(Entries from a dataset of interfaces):
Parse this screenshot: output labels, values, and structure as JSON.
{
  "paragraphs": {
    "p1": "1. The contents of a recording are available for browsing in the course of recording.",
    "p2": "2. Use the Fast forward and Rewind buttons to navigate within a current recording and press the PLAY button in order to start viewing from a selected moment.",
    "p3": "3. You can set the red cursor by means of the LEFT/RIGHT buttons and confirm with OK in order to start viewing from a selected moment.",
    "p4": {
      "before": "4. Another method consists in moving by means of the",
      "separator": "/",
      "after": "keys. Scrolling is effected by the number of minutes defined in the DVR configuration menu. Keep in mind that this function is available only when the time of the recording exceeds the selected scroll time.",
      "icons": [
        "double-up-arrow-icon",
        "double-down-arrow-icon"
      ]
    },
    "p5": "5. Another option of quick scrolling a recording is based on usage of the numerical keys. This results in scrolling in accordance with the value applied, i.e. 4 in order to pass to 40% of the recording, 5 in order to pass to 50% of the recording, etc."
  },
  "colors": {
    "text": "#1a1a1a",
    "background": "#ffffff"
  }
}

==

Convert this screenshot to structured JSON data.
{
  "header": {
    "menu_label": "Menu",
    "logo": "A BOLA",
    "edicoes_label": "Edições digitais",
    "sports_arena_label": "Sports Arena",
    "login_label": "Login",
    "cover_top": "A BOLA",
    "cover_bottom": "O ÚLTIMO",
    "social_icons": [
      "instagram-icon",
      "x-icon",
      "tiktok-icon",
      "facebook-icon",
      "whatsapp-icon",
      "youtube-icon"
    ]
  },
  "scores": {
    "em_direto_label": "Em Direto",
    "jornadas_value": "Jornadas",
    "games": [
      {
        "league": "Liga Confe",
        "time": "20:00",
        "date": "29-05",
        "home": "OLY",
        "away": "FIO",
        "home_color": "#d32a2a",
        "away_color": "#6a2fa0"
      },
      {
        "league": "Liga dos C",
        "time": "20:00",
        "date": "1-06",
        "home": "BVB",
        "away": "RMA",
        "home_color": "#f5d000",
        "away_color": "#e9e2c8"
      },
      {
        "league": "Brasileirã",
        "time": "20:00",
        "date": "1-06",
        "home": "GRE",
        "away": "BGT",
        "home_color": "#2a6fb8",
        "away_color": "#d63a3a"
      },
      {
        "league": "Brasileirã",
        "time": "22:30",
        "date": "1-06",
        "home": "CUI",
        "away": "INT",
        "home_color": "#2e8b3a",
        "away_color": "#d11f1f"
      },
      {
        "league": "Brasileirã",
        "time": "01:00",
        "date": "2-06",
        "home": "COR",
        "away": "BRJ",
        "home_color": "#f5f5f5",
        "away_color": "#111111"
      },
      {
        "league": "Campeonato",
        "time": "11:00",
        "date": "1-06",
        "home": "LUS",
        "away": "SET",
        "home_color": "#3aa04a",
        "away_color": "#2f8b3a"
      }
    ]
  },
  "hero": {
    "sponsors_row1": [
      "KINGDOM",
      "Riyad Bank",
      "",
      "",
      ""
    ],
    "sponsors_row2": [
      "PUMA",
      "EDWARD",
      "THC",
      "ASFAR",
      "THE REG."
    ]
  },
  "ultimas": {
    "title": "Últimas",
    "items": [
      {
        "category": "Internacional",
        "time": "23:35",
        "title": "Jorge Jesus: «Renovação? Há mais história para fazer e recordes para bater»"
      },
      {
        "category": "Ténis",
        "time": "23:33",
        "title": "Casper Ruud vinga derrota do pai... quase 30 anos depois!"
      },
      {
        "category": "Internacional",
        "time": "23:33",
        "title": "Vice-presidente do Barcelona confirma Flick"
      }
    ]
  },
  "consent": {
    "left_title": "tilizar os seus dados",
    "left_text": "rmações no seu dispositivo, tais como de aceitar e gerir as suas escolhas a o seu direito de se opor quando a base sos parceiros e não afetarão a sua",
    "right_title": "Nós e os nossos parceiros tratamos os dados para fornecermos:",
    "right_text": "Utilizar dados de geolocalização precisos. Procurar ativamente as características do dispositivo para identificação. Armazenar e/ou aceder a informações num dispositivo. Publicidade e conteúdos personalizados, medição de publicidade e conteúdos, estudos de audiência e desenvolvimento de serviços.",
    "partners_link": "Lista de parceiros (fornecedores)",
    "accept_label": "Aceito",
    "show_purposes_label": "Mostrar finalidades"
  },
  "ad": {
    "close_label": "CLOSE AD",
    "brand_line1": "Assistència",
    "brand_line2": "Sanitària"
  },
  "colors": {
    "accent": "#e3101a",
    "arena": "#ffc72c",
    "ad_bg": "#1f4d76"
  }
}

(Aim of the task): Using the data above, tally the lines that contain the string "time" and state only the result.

(Solution to this exercise): 10